Excerpts from an interface dataset:
Content starts

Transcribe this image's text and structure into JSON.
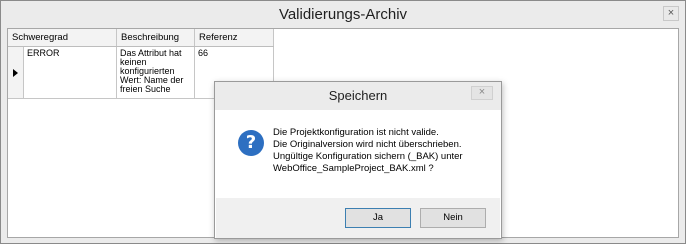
{
  "window": {
    "title": "Validierungs-Archiv",
    "close_glyph": "×"
  },
  "grid": {
    "columns": [
      "Schweregrad",
      "Beschreibung",
      "Referenz"
    ],
    "rows": [
      {
        "severity": "ERROR",
        "description": "Das Attribut hat keinen konfigurierten Wert: Name der freien Suche",
        "reference": "66"
      }
    ]
  },
  "dialog": {
    "title": "Speichern",
    "close_glyph": "×",
    "icon": "question-icon",
    "icon_glyph": "?",
    "message_lines": [
      "Die Projektkonfiguration ist nicht valide.",
      "Die Originalversion wird nicht überschrieben.",
      "Ungültige Konfiguration sichern (_BAK) unter",
      "WebOffice_SampleProject_BAK.xml ?"
    ],
    "buttons": {
      "yes": "Ja",
      "no": "Nein"
    }
  },
  "colors": {
    "icon_blue": "#2d6fc1",
    "default_button_border": "#3c7fb1"
  }
}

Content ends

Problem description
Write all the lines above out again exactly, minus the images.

Reply to the task
Transcribe this image's text and structure into JSON.
{
  "window": {
    "title": "Validierungs-Archiv",
    "close_glyph": "×"
  },
  "grid": {
    "columns": [
      "Schweregrad",
      "Beschreibung",
      "Referenz"
    ],
    "rows": [
      {
        "severity": "ERROR",
        "description": "Das Attribut hat keinen konfigurierten Wert: Name der freien Suche",
        "reference": "66"
      }
    ]
  },
  "dialog": {
    "title": "Speichern",
    "close_glyph": "×",
    "icon": "question-icon",
    "icon_glyph": "?",
    "message_lines": [
      "Die Projektkonfiguration ist nicht valide.",
      "Die Originalversion wird nicht überschrieben.",
      "Ungültige Konfiguration sichern (_BAK) unter",
      "WebOffice_SampleProject_BAK.xml ?"
    ],
    "buttons": {
      "yes": "Ja",
      "no": "Nein"
    }
  },
  "colors": {
    "icon_blue": "#2d6fc1",
    "default_button_border": "#3c7fb1"
  }
}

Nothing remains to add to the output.